Feeling rejected by your love? Here's what to do to re-connect...
Your partner doesn't have to walk out on you or file for divorce for you to feel rejected.
He might close down and refuse to talk when something is obviously bothering him. She may consistently turn down your invitations to have sex or be physically intimate with her.
He could confide in a close friend-- maybe even a friend of the opposite sex-- things that he doesn't tell you about. She might refuse your help and advice, even when you have experience or expertise that could really be of benefit to her.
There are many forms that rejection can take in a love relationship or marriage. It doesn't matter how long you two have been together and it doesn't matter if you're a man or a woman-- when you feel rejected by your mate, it hurts.
Rejection can seem to be a personal thing. It can appear, to you, that your partner is turning his or her back on you. It can seem like your partner is letting you know that you are not enough in some way.
The real trick with rejection is not to let it ruin you and your relationship.
What tends to happen is something like this...
Christina feels rejected by her husband. She knows that he's going through some stressful times at work. He was passed over for a promotion and he regularly stays late at work trying to meet deadlines, that he often misses.
When her husband comes home after a long and frustrating day, Christina wants to connect with him.
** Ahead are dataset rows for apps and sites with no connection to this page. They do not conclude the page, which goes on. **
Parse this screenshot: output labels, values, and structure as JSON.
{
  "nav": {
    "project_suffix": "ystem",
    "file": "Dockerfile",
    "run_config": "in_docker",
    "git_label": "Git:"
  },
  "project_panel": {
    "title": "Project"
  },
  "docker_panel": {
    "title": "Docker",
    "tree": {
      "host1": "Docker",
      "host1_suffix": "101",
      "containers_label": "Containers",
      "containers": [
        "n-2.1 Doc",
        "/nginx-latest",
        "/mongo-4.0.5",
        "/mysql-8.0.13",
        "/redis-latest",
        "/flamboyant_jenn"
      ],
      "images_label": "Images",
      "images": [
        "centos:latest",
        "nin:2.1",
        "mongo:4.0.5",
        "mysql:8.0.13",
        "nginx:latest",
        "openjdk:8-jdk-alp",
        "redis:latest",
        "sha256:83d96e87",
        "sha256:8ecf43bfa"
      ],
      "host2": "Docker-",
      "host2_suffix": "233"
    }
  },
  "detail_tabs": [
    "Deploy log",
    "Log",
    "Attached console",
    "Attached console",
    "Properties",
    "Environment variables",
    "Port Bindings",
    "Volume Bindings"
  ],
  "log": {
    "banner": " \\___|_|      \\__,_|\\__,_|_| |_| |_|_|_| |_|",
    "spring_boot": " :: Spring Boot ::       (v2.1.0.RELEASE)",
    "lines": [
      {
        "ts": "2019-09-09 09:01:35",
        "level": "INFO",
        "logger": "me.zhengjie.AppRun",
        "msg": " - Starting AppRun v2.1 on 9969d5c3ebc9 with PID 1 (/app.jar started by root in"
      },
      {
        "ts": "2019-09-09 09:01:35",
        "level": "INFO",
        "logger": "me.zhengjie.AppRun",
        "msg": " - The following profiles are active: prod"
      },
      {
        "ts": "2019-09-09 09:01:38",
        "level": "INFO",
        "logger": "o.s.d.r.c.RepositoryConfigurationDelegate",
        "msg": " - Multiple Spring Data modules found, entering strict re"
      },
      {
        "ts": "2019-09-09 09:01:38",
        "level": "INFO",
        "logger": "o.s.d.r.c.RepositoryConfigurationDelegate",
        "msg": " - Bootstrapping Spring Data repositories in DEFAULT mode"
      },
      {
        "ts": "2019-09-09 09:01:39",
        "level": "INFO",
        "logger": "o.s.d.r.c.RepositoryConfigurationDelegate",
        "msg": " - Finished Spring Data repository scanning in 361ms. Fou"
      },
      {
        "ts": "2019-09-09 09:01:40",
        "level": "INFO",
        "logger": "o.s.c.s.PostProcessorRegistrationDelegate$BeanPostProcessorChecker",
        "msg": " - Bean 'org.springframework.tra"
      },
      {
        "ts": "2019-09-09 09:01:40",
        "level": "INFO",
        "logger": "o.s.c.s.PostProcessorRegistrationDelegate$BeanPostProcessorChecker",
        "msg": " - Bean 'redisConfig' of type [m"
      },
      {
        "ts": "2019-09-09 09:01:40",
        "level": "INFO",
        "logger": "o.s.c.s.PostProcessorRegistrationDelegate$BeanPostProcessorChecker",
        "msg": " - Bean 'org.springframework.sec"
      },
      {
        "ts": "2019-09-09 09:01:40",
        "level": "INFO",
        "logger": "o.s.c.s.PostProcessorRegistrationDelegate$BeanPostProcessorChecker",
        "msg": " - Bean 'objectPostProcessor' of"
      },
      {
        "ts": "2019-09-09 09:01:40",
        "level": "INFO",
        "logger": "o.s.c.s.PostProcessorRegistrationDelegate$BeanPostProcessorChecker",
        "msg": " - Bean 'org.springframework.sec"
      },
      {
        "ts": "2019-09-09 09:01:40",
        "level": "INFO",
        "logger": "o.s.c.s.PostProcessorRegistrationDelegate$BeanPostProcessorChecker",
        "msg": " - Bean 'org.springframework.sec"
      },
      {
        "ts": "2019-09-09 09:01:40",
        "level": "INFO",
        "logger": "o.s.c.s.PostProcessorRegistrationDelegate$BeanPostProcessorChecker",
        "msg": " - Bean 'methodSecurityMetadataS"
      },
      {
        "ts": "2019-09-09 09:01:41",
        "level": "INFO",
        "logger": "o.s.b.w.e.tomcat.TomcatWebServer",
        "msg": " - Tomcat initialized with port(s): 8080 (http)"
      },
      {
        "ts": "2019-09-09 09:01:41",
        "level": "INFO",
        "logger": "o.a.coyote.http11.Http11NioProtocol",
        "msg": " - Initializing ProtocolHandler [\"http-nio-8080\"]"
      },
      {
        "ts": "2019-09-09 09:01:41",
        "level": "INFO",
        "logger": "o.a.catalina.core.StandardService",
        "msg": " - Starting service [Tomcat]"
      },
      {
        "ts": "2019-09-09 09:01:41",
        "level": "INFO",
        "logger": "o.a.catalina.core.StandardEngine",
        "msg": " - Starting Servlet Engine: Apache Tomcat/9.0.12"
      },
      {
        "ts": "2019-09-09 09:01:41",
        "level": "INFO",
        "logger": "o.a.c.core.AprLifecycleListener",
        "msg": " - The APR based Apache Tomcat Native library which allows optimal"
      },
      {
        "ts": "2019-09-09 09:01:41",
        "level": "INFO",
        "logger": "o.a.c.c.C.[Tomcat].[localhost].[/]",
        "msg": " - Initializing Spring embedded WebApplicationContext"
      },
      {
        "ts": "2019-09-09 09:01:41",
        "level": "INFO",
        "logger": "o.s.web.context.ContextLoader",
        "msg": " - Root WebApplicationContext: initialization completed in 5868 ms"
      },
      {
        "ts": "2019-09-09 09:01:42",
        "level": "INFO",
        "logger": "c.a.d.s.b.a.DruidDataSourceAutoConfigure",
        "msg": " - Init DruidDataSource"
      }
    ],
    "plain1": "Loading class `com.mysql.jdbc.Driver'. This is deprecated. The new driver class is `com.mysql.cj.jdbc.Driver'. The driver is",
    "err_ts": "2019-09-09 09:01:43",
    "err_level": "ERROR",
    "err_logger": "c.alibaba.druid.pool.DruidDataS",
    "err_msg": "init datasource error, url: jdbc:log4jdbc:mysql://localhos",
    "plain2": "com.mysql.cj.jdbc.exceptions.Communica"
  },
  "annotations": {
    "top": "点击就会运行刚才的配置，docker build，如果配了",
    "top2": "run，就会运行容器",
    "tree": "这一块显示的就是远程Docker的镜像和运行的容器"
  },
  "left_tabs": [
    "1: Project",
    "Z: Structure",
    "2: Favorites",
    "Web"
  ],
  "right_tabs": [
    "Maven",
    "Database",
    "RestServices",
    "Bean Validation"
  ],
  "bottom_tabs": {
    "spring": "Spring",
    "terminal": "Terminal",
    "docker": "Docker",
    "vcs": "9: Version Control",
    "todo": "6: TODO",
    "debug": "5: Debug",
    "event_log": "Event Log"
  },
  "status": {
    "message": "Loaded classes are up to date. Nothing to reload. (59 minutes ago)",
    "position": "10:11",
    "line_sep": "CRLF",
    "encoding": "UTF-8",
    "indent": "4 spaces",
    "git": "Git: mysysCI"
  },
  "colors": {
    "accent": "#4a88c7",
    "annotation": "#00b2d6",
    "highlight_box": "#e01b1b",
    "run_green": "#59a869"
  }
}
She wants to be there for him during this difficult time and she wants to feel special to him too. Unfortunately, her husband usually has little energy or emotion for her. He generally turns on the computer or the tv and “zones out.”
Christina feels rejected. When she feels this way, her hurt turns into anger. She lashes out by making sarcastic comments about his lack of energy at night. She also vents to her friends and “jokes” about her husband the “lump.”
Inside, Christina is afraid that she's lost her husband and that her marriage won't last. She feels helpless, angry and inadequate.
If you're feeling rejected in your relationship and you'd like to rebound and re-connect with your mate, try these 3 techniques..
#1: Re-think the rejection
The same series of events and the same conversation can be perceived very differently by different people.
This is not to say that you're making up or inventing the rejection.
What we encourage you to do is to ask yourself if there are possibly different ways to look at what happened. Is this actually as personal-- a rejection of you-- as you think it is?
This is an important question. In the vast majority of cases, one person in a relationship will feel rejected when the other person is not meaning the words or actions to be a rejection. There could be a whole host of other factors going on for your partner.
Take the time to separate out the tangible and observable facts from how you are interpreting those facts. We know, this can be a challenge. Try it anyway.
What you're likely to find is that you're not being rejected after all. There are possibly some very real issues that you and your partner need to address, but it may not be a case of you being rejected.
#2: Determine what's true for you
After re-thinking the rejection, you may decide that perhaps you weren't rejected after all. This probably doesn't mean that all is happy and well with your relationship.
If you are feeling disconnected, ignored or in conflict with your partner, it's time to get clearer about that. What is true for you about your relationship right now?
While you can't really know what's true for your partner-- don't get sucked into thinking that you do-- you CAN know how you feel and what you want. What are your priorities? What habits are you willing to work on?
Take responsibility for your feelings and your habits AND come up with some ideas for what you might change. For example, you might experiment with new ways to offer support to your stressed out partner and really listen to what he or she needs instead of pushing the help you think is needed onto your mate.
#3: Learn from what happened.
There are times when a rejection is directly related to you and your behaviors. While your partner might not have intended to hurt your feelings or to reject you, this is the effect.
Even when it IS personal, you can still rebound and re-connect with your partner.
The key here is to acknowledge your feelings (which might include sadness, anger, irritation, embarrassment and more) AND learn from what happened.
For instance, if your partner turns down your invitations for sex regularly and you find out that it IS because of you, this can be difficult to handle. Your choice not to shut down to your mate, but to find a way to work together to improve the situation can make all of the difference.
Have the courage to ask your partner what you could do that might help him or her feel more turned on. Your partner might like more foreplay, a different sexual position or more connection before sex.
The answer to whatever problems you and your partner face could be relatively simple and easy...but you can't make any changes or experience any improvements if you haven't learned from the situation.
Even if the course of action called for is more involved, find the courage to get more information from your partner and then open up to the learning and change that can bring you two closer together.
Would you like to change the dangerous habits you and your partner have fallen into? If so, check out Susie and Otto Collins' free "Relationship Reverse Report."